(WORK TO COMPLETE):
The records below need to be repeated exactly, with every picture left out.

********

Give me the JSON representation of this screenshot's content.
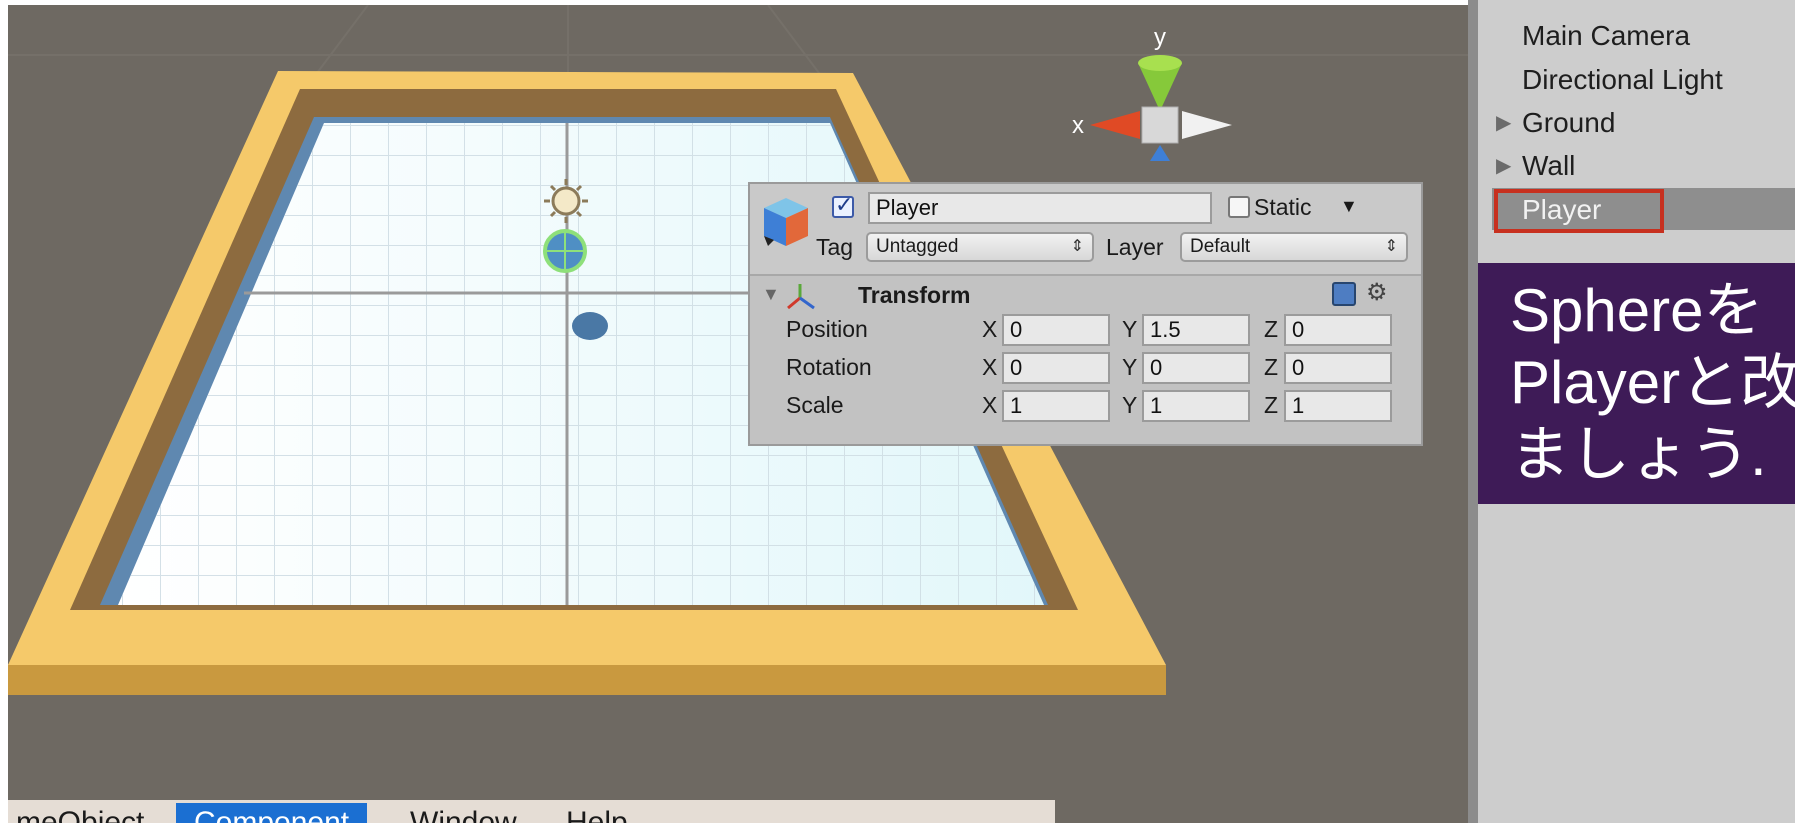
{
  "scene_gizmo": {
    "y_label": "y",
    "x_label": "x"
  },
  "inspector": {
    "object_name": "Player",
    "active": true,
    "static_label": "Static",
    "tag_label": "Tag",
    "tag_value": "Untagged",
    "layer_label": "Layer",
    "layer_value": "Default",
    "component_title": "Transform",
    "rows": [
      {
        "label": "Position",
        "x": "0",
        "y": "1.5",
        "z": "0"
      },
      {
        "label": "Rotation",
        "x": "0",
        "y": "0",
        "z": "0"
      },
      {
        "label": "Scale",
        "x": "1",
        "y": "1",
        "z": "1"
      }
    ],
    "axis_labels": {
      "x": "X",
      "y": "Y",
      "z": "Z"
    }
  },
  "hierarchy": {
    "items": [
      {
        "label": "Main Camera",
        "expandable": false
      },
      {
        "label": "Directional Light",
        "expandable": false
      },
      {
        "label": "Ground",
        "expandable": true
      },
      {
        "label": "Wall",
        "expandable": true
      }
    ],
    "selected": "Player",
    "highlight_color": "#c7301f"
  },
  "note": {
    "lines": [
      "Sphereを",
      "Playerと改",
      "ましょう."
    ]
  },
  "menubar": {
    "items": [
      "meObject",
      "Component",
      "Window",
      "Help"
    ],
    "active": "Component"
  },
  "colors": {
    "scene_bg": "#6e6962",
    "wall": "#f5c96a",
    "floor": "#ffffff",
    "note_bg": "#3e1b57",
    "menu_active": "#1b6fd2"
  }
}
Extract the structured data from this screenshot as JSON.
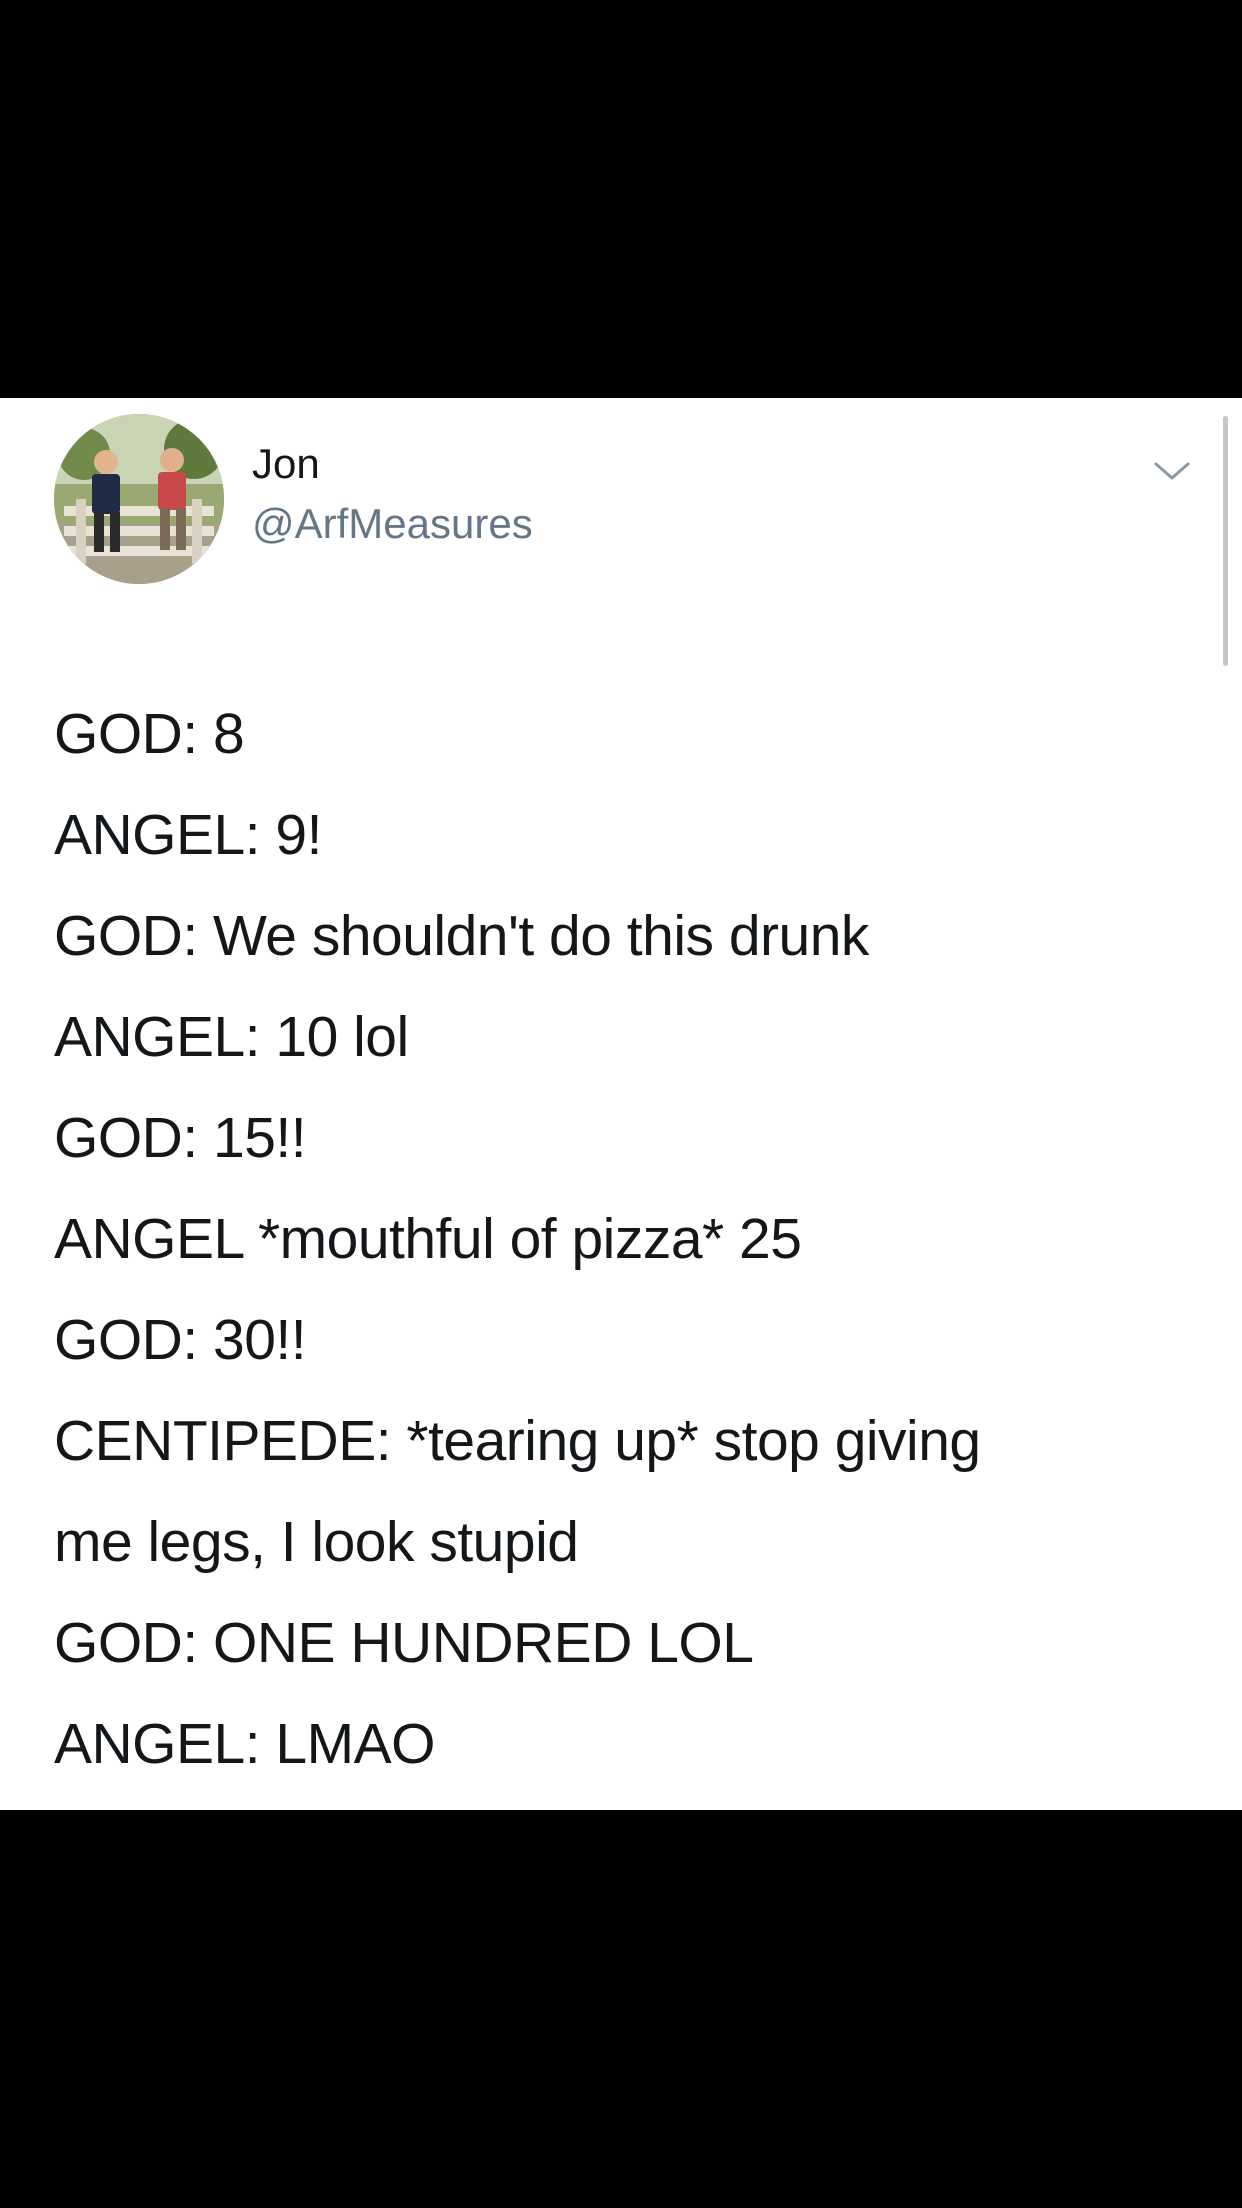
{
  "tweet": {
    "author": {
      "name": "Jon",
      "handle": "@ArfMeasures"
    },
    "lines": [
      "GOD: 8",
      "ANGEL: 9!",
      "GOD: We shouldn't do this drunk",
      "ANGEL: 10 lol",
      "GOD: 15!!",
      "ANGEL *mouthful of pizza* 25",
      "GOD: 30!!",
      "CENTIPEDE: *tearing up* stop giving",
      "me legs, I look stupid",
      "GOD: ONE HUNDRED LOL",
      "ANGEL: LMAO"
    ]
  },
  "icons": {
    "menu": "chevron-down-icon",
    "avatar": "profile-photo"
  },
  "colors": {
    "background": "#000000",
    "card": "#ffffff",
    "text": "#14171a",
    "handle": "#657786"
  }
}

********

(EXERCISE OUTPUT):
Give me the JSON representation of this screenshot's content.
{
  "scene_gizmo": {
    "y_label": "y",
    "x_label": "x"
  },
  "inspector": {
    "object_name": "Player",
    "active": true,
    "static_label": "Static",
    "tag_label": "Tag",
    "tag_value": "Untagged",
    "layer_label": "Layer",
    "layer_value": "Default",
    "component_title": "Transform",
    "rows": [
      {
        "label": "Position",
        "x": "0",
        "y": "1.5",
        "z": "0"
      },
      {
        "label": "Rotation",
        "x": "0",
        "y": "0",
        "z": "0"
      },
      {
        "label": "Scale",
        "x": "1",
        "y": "1",
        "z": "1"
      }
    ],
    "axis_labels": {
      "x": "X",
      "y": "Y",
      "z": "Z"
    }
  },
  "hierarchy": {
    "items": [
      {
        "label": "Main Camera",
        "expandable": false
      },
      {
        "label": "Directional Light",
        "expandable": false
      },
      {
        "label": "Ground",
        "expandable": true
      },
      {
        "label": "Wall",
        "expandable": true
      }
    ],
    "selected": "Player",
    "highlight_color": "#c7301f"
  },
  "note": {
    "lines": [
      "Sphereを",
      "Playerと改",
      "ましょう."
    ]
  },
  "menubar": {
    "items": [
      "meObject",
      "Component",
      "Window",
      "Help"
    ],
    "active": "Component"
  },
  "colors": {
    "scene_bg": "#6e6962",
    "wall": "#f5c96a",
    "floor": "#ffffff",
    "note_bg": "#3e1b57",
    "menu_active": "#1b6fd2"
  }
}
Extract the structured data from this screenshot as JSON.
{
  "tweet": {
    "author": {
      "name": "Jon",
      "handle": "@ArfMeasures"
    },
    "lines": [
      "GOD: 8",
      "ANGEL: 9!",
      "GOD: We shouldn't do this drunk",
      "ANGEL: 10 lol",
      "GOD: 15!!",
      "ANGEL *mouthful of pizza* 25",
      "GOD: 30!!",
      "CENTIPEDE: *tearing up* stop giving",
      "me legs, I look stupid",
      "GOD: ONE HUNDRED LOL",
      "ANGEL: LMAO"
    ]
  },
  "icons": {
    "menu": "chevron-down-icon",
    "avatar": "profile-photo"
  },
  "colors": {
    "background": "#000000",
    "card": "#ffffff",
    "text": "#14171a",
    "handle": "#657786"
  }
}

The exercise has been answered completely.